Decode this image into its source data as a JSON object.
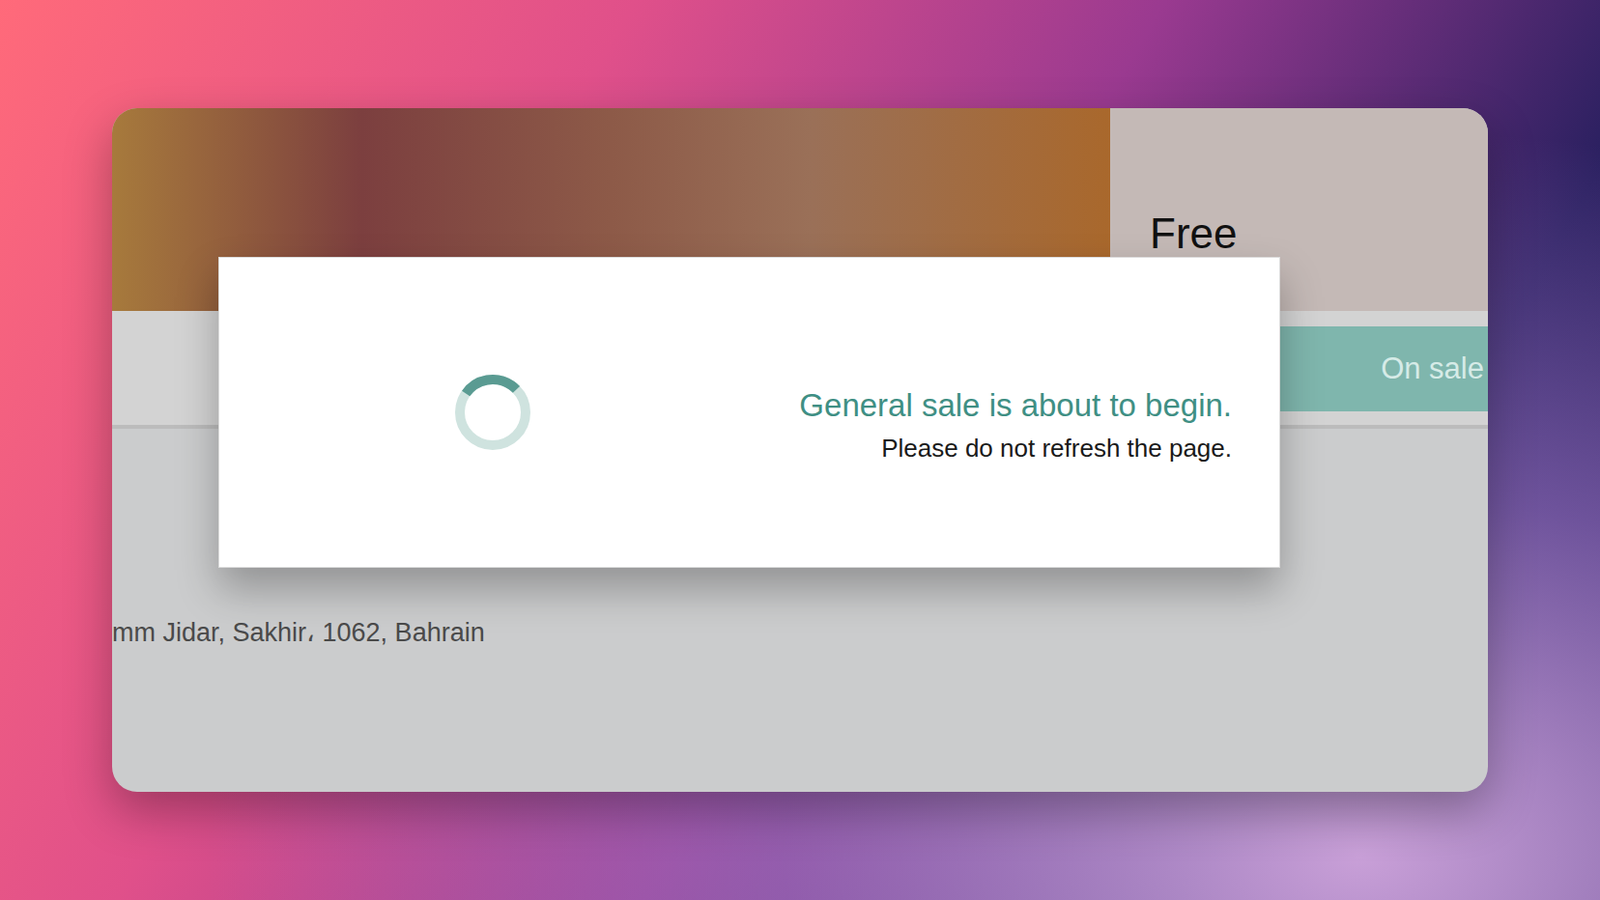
{
  "event_card": {
    "price_label": "Free",
    "status_button": "On sale",
    "address": "mm Jidar, Sakhir، 1062, Bahrain"
  },
  "dialog": {
    "title": "General sale is about to begin.",
    "message": "Please do not refresh the page.",
    "spinner": {
      "level": 0.28
    }
  }
}
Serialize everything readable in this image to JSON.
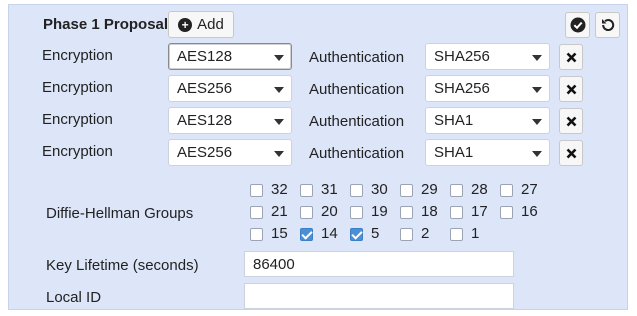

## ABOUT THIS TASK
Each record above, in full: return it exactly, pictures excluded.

## TASK RESPONSE
Decode this image into its source data as a JSON object.
{
  "event_card": {
    "price_label": "Free",
    "status_button": "On sale",
    "address": "mm Jidar, Sakhir، 1062, Bahrain"
  },
  "dialog": {
    "title": "General sale is about to begin.",
    "message": "Please do not refresh the page.",
    "spinner": {
      "level": 0.28
    }
  }
}
Serialize everything readable in this image to JSON.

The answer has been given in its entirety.